EXTRACTED ENTRIES:

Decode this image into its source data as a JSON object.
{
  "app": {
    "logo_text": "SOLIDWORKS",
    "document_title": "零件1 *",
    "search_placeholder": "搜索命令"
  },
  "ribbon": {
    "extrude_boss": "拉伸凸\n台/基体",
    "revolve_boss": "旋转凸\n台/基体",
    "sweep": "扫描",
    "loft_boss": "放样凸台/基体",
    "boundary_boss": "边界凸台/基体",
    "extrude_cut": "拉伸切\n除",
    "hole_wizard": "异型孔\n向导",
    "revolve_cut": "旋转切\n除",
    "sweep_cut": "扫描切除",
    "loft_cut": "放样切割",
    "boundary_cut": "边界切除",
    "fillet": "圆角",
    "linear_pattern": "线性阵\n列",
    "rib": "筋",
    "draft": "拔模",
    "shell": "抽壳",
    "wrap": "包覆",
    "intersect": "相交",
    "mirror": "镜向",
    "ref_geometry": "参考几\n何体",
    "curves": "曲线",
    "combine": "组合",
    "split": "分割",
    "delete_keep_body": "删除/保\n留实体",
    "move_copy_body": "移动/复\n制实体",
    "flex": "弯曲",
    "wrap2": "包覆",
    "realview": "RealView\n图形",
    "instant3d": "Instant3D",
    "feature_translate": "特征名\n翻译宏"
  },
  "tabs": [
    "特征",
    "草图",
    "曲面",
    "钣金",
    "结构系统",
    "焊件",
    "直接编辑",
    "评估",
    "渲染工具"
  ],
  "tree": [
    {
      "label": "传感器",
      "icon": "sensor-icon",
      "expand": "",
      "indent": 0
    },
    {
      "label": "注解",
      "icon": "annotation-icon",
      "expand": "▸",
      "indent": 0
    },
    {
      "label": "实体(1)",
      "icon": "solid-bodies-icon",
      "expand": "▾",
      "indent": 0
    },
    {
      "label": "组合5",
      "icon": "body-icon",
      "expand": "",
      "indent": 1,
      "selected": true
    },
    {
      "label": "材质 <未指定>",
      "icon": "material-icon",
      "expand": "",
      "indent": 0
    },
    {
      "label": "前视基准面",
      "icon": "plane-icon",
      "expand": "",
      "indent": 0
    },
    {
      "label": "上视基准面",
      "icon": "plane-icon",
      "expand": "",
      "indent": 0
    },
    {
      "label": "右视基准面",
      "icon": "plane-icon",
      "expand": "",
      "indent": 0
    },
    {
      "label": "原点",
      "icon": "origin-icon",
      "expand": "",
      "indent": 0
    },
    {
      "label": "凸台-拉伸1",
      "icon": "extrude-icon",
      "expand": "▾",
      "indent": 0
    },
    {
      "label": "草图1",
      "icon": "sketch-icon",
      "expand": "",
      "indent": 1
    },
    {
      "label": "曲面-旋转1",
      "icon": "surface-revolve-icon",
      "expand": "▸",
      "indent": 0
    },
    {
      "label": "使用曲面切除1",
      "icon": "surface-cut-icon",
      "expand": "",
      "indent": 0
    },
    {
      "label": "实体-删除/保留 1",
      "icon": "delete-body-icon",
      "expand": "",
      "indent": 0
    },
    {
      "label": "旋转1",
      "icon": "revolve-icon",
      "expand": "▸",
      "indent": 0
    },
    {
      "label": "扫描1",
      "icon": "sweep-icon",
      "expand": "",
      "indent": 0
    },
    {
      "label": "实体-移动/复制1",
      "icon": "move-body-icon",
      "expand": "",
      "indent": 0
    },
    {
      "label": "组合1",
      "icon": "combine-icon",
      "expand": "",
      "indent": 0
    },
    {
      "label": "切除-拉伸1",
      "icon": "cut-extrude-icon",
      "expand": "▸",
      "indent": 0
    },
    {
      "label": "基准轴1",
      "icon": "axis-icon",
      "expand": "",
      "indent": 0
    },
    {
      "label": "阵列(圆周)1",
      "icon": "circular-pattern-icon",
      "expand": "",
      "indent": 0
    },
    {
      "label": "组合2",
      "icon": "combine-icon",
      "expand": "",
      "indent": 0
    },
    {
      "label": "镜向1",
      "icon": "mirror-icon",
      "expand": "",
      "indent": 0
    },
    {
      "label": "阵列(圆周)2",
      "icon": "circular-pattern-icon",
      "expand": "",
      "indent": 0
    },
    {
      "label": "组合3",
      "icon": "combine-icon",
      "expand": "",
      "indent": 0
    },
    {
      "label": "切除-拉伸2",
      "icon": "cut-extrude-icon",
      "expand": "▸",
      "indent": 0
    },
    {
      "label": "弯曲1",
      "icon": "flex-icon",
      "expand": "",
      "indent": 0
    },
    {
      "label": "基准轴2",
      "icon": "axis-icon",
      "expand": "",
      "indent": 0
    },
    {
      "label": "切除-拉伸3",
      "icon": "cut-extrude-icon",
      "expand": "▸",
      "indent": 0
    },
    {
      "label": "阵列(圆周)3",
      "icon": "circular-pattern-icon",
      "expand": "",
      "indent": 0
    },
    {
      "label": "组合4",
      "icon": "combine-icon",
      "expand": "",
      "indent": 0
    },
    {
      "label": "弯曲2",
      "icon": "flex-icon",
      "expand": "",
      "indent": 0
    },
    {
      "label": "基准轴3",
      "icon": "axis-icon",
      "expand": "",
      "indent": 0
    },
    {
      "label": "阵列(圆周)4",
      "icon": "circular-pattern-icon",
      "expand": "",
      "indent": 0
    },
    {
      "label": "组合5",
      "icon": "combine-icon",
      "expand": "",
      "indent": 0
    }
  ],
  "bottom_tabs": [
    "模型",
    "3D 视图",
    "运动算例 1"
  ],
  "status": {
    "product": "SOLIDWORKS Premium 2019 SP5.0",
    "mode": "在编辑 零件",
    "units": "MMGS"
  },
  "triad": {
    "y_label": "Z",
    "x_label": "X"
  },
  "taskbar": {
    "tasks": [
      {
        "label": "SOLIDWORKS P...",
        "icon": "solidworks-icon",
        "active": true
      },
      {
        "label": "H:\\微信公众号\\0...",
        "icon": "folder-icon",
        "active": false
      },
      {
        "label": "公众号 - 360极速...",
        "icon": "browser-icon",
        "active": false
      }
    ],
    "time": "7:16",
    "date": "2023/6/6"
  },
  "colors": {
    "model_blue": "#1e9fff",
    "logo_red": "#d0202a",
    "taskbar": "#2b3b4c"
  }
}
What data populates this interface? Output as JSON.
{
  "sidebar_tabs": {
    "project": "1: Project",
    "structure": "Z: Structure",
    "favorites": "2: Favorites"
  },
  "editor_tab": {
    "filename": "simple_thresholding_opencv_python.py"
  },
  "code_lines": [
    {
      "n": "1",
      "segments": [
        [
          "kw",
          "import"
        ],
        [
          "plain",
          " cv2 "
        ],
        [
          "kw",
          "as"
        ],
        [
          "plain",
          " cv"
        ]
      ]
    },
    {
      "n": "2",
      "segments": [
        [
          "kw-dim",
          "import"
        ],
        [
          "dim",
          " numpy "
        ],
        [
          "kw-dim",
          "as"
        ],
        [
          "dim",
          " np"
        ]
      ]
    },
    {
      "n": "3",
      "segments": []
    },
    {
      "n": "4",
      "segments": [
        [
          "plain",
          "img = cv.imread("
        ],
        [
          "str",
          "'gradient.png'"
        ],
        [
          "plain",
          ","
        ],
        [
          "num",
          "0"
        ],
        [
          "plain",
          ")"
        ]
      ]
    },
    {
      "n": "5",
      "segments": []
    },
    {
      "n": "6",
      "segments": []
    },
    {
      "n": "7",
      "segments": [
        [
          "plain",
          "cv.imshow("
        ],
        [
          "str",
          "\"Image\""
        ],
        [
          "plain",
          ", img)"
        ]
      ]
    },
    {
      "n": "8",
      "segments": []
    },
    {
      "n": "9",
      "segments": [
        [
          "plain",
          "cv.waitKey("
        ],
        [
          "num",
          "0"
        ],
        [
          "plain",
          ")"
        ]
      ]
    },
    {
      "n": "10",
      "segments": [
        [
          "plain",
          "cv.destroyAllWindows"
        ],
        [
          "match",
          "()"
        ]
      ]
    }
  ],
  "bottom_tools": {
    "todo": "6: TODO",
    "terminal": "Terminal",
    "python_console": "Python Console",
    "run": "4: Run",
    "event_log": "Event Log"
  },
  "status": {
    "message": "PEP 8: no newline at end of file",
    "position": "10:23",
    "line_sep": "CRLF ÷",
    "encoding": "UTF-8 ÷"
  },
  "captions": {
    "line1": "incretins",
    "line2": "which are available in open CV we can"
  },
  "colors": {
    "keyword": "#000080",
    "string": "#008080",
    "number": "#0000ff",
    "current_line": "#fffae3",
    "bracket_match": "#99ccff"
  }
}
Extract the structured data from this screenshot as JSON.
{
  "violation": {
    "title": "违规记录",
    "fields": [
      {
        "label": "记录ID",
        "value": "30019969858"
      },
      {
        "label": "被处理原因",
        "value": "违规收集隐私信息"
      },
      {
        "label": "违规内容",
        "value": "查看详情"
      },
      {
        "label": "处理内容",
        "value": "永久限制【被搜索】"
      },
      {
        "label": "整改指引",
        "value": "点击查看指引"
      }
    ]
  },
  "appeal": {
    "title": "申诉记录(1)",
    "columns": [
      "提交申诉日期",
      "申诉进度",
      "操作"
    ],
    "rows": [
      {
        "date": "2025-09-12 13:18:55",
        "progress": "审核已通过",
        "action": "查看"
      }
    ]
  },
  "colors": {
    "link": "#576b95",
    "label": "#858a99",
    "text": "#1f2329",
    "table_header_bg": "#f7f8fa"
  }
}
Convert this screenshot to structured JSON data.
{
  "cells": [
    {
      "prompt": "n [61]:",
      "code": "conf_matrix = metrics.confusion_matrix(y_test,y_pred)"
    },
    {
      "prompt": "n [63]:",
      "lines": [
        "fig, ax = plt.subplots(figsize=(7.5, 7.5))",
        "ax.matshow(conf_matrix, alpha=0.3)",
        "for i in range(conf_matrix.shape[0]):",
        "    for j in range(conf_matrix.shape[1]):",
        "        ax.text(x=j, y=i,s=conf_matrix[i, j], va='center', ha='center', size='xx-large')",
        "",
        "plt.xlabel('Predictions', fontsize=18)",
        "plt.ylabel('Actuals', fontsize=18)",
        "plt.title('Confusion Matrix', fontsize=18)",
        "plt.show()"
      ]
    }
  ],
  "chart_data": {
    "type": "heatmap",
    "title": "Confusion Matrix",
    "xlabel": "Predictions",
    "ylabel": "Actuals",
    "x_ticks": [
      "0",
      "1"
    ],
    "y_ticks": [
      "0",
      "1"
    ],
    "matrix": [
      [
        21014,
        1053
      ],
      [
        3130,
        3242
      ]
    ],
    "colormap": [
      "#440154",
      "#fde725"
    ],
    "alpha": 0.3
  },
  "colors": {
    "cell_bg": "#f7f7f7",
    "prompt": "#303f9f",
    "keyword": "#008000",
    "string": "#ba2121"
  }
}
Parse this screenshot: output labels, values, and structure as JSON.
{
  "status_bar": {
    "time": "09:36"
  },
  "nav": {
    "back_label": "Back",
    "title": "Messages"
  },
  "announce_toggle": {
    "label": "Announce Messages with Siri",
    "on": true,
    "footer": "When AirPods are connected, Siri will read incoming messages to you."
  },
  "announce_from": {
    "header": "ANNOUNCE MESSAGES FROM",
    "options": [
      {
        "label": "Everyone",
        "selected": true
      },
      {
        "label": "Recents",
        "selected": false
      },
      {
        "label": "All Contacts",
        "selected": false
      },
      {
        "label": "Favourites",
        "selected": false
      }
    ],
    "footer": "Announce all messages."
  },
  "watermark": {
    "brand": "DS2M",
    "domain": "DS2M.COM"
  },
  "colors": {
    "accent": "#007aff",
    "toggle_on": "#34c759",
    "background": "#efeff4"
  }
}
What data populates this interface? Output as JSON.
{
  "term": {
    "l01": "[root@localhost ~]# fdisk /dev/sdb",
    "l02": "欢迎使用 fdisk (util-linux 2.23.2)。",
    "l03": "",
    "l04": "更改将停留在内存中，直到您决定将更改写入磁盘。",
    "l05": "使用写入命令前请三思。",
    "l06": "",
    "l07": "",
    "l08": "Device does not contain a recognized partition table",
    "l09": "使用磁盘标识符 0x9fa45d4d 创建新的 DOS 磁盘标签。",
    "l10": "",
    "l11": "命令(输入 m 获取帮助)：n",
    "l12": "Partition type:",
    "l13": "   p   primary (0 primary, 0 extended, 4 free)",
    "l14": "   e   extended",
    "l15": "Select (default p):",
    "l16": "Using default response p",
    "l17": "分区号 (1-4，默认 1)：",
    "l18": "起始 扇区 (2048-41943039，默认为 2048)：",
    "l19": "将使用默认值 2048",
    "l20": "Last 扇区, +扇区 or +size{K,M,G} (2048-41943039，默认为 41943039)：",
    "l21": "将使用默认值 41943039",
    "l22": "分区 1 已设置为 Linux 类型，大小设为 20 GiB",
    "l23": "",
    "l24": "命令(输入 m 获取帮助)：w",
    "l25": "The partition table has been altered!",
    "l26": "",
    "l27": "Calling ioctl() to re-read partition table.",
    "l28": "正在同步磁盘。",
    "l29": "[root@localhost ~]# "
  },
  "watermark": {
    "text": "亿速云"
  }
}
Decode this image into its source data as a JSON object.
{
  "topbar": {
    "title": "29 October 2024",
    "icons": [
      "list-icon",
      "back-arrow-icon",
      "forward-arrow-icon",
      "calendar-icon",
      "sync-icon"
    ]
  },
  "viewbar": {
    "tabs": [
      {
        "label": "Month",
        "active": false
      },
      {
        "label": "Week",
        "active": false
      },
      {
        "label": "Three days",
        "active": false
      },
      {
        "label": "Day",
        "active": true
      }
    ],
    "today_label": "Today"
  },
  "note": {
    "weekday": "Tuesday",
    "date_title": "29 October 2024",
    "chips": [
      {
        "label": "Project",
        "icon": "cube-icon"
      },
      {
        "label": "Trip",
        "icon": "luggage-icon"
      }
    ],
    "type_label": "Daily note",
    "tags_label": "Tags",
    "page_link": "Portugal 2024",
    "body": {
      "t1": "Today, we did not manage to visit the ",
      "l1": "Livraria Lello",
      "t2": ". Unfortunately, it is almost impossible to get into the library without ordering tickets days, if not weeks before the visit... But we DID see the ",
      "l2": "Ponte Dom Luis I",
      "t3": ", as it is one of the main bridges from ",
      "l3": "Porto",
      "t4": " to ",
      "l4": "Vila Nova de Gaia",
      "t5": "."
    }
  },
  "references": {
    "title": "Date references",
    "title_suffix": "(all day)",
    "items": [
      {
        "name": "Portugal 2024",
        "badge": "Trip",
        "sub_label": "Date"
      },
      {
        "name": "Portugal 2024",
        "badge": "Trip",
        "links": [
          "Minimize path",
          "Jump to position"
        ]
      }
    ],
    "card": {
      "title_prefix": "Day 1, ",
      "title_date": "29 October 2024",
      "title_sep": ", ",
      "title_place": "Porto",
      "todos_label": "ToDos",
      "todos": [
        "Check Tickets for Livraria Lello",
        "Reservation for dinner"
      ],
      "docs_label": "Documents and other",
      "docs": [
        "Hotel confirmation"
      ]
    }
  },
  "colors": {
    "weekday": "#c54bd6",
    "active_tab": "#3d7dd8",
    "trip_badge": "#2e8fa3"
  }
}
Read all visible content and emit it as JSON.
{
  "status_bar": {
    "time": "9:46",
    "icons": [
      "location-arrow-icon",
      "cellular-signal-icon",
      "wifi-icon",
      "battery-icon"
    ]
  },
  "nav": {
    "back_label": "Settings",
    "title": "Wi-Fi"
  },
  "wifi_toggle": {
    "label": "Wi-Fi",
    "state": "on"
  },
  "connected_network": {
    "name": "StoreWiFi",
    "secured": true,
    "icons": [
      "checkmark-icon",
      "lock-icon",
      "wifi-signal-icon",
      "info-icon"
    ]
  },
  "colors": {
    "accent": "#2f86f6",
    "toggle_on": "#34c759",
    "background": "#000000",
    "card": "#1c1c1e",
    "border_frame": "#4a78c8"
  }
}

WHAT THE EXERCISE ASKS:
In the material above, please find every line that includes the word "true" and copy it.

WORKED SOLUTION:
      "selected": true
        "active": true
    "on": true,
        "selected": true
        "active": true
    "secured": true,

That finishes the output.